Core hospital care team members may surprise you

December 18, 2014
Doctors and nurses are traditionally thought to be the primary caretakers of patients in a typical hospital setting. But according to a study at the burn center intensive care unit at Loyola University Health System, three ...

Patient-doc relationship affects alternative med use disclosure

November 19, 2014
(HealthDay)—Patient-centered communication with a physician can improve the likelihood of cancer patients disclosing the use of complementary health approaches (CHAs), according to a study published online Nov. 11 in Cancer.

Physician addresses stigma against patients and providers with disabilities

October 7, 2014
Nearly 20 percent of Americans have a disability, yet only 25 percent of medical schools include in their curricula caring for people with disabilities. Numerous reports have documented that people with disabilities have ...

Recommended for you

Removing sweets from checkouts linked to dramatic fall in unhealthy snack purchases

December 18, 2018
Policies aimed at removing sweets and crisps from checkouts could lead to a dramatic reduction to the amount of unhealthy food purchased to eat 'on the go' and a significant reduction in that purchased to take home, suggests ...

Junk food diet raises depression risk, researchers find

December 18, 2018
A diet of fast food, cakes and processed meat increases your risk of depression, according to researchers at Manchester Metropolitan University.

Children of problem drinkers more likely to marry someone with a drinking problem: study

December 18, 2018
Children of parents who have alcohol use disorder are more likely to get married under the age of 25, less likely to get married later in life, and more likely to marry a person who has alcohol use disorder themselves, according ...

Folate deficiency creates hitherto unknown problems in connection with cell division

December 17, 2018
Folate deficiency creates more problems in connection with DNA replication than researchers had hitherto assumed, researchers from the University of Copenhagen show in a new study. Once a person lacks folate, the damage caused ...

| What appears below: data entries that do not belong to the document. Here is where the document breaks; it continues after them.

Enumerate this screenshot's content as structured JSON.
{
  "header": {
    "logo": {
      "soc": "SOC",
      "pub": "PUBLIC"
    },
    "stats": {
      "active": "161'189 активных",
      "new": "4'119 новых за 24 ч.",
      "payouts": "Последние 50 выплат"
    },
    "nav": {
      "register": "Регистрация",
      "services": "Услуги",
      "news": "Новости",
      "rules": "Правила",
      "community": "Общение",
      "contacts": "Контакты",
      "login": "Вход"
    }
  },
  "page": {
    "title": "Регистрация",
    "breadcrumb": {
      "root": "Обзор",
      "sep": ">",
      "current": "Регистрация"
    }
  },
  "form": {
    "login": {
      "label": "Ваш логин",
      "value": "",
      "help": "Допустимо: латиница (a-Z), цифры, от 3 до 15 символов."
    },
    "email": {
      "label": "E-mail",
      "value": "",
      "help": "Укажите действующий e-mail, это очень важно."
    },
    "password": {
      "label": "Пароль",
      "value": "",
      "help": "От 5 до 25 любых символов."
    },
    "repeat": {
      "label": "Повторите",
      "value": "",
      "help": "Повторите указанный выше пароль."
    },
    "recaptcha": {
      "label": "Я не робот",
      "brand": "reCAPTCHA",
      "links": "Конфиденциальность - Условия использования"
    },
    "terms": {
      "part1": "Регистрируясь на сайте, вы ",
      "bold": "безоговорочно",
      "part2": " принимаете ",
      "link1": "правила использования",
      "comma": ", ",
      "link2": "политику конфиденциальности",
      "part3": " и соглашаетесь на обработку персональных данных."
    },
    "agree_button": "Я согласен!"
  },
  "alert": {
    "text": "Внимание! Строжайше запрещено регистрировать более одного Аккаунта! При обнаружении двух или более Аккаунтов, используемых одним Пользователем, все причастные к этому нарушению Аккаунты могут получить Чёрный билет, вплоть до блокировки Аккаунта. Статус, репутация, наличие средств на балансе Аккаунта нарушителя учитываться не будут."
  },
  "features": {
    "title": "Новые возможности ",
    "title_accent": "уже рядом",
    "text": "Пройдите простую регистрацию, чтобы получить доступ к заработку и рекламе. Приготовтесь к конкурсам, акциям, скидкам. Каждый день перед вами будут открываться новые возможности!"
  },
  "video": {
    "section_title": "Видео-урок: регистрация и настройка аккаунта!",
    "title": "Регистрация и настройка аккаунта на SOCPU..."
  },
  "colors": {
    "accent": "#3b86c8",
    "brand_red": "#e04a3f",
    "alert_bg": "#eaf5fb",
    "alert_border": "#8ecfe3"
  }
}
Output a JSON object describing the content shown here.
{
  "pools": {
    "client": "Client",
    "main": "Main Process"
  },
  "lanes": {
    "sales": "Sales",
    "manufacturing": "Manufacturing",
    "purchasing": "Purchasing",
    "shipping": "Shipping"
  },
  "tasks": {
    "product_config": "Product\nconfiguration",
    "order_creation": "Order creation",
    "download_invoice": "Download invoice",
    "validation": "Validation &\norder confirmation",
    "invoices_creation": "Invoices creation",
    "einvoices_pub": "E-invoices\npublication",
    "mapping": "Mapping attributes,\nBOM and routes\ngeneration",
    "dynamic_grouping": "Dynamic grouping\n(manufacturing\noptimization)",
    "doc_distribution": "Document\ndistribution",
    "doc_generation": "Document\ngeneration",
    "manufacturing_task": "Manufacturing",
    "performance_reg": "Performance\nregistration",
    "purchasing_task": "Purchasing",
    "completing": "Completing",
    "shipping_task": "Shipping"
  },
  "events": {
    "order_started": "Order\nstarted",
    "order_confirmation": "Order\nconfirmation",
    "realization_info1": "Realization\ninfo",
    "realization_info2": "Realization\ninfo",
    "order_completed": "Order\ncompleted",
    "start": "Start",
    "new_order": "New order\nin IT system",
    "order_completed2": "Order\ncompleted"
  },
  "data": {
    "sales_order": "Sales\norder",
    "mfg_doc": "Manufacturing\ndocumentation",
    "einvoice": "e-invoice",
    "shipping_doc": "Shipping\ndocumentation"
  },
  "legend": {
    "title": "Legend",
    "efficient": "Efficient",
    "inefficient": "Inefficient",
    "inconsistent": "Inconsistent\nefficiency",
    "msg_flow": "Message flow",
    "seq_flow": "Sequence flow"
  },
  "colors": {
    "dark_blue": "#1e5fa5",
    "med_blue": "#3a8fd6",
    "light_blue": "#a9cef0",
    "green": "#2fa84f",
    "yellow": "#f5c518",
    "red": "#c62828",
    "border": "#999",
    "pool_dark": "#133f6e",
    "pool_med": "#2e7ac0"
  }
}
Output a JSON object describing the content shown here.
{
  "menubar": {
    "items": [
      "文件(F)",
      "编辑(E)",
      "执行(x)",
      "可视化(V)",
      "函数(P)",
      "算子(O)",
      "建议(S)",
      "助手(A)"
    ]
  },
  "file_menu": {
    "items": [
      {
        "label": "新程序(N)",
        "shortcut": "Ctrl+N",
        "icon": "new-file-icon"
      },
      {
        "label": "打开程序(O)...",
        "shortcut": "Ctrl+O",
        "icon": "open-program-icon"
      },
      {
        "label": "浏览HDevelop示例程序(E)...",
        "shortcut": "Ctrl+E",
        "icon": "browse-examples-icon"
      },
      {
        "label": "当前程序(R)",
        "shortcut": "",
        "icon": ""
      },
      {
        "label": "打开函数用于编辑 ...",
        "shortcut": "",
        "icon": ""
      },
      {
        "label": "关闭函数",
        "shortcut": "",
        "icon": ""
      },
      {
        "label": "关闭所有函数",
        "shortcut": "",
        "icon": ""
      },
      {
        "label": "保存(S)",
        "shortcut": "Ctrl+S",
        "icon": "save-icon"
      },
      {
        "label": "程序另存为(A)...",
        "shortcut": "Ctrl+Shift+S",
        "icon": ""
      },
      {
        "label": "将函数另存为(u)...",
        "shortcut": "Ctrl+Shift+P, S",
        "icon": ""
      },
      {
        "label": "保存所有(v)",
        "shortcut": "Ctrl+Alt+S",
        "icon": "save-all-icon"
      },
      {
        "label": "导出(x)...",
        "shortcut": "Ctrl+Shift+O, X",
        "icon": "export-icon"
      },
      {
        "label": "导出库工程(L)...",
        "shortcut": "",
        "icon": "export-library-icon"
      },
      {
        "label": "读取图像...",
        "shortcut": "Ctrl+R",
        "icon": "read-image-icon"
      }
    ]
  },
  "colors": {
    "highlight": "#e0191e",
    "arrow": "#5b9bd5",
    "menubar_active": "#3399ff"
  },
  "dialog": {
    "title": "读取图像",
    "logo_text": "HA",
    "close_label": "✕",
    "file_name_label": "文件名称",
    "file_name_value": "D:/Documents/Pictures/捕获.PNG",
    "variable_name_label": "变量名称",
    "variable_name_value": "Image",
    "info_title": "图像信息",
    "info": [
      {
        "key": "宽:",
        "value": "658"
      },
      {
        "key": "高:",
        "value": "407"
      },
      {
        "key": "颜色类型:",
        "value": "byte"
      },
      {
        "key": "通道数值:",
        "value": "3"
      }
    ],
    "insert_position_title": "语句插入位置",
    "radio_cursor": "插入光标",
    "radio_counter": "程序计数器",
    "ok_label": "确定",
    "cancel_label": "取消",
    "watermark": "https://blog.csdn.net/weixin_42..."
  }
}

A co-worker's rudeness can affect your sleep—and your partner's, study finds

December 14, 2018
Rudeness. Sarcastic comments. Demeaning language. Interrupting or talking over someone in a meeting. Workplace incivilities such as these are becoming increasingly common, and a new study from Portland State University and ...

Study shows magnesium optimizes vitamin D status

December 14, 2018
A randomized trial by Vanderbilt-Ingram Cancer Center researchers indicates that magnesium optimizes vitamin D status, raising it in people with deficient levels and lowering it in people with high levels.


Please sign in to add a comment. Registration is free, and takes less than a minute. Read more

Click here to reset your password.
Sign in to get notified via email when new comments are made.